§ EXTRACTED INFORMATION
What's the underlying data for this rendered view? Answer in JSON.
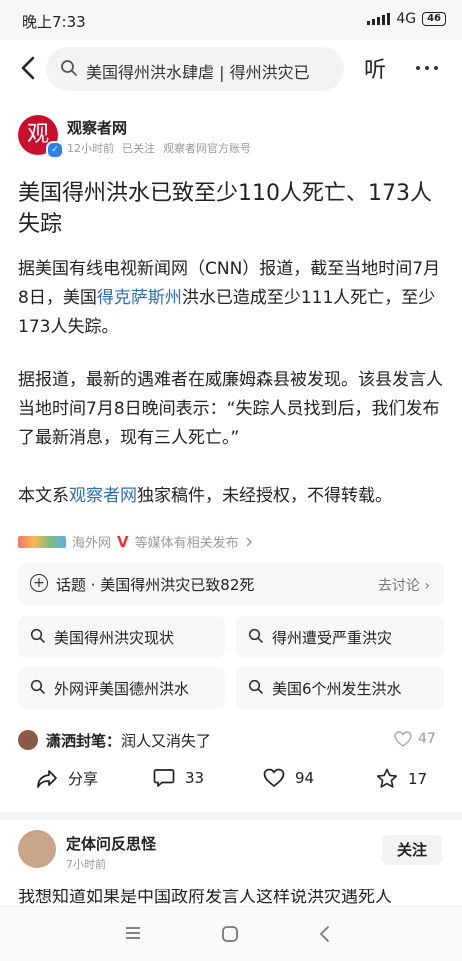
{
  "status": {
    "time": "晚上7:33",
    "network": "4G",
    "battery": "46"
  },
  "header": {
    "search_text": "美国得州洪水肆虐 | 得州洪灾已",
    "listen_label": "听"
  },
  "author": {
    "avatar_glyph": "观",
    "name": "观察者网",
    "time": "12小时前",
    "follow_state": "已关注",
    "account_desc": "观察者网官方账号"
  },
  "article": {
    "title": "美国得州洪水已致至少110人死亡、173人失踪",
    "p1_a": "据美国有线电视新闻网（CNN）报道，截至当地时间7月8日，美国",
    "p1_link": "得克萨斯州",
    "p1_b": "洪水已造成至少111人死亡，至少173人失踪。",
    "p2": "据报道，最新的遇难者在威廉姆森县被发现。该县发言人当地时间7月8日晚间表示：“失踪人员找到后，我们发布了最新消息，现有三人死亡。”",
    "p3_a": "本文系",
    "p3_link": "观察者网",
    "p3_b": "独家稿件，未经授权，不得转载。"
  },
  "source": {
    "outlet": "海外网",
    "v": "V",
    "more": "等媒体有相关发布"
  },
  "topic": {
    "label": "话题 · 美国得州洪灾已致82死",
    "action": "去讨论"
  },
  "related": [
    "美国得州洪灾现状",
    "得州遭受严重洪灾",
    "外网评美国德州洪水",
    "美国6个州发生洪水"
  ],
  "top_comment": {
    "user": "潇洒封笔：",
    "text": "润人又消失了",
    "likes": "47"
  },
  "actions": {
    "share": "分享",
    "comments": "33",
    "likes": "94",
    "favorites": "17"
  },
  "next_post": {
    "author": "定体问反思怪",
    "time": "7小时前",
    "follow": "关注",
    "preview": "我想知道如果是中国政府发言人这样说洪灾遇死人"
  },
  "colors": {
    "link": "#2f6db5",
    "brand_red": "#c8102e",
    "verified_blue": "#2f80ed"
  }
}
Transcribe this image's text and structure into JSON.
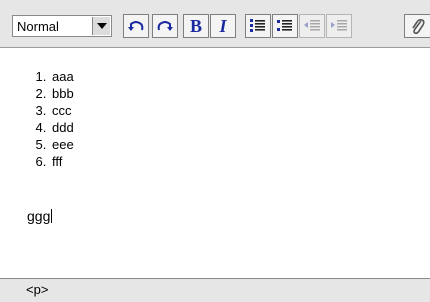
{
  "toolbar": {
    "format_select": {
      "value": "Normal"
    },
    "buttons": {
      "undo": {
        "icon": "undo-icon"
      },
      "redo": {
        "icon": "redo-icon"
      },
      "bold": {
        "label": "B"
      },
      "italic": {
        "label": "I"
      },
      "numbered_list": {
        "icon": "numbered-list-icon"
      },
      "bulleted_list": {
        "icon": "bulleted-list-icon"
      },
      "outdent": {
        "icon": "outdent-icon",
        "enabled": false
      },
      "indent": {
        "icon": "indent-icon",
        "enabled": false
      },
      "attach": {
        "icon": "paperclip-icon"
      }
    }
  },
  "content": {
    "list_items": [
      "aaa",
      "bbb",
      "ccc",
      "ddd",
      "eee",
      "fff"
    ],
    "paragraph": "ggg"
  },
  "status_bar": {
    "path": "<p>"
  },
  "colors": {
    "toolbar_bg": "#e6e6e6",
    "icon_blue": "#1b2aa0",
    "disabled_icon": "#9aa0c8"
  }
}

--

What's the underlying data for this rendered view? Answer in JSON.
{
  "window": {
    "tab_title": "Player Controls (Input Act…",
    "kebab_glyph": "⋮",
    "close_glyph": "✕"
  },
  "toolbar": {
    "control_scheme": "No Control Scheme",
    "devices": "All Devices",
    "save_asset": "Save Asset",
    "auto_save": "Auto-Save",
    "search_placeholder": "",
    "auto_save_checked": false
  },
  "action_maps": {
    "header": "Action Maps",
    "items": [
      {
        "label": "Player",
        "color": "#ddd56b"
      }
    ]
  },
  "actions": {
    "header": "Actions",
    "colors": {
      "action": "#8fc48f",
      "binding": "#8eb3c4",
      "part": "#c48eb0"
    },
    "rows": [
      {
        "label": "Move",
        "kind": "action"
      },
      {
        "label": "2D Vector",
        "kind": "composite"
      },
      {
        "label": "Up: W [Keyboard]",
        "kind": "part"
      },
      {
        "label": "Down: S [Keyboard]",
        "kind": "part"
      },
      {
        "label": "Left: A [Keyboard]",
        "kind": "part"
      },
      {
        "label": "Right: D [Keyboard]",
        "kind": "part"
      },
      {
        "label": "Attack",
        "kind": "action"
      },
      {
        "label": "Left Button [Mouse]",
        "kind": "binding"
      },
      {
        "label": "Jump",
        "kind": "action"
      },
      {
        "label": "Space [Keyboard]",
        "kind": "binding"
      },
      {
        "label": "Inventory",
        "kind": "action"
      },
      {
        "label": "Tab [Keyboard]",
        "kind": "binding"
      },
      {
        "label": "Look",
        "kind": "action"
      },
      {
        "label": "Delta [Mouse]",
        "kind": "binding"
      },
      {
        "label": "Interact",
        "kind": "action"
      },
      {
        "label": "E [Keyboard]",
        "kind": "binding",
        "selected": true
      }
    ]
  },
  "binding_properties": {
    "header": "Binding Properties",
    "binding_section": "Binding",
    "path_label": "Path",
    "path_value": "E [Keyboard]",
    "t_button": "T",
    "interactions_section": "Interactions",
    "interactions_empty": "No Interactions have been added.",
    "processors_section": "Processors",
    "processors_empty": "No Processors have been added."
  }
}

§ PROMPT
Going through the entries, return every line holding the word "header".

§ SOLUTION
  "header": {
    "header": "Action Maps",
    "header": "Actions",
    "header": "Binding Properties",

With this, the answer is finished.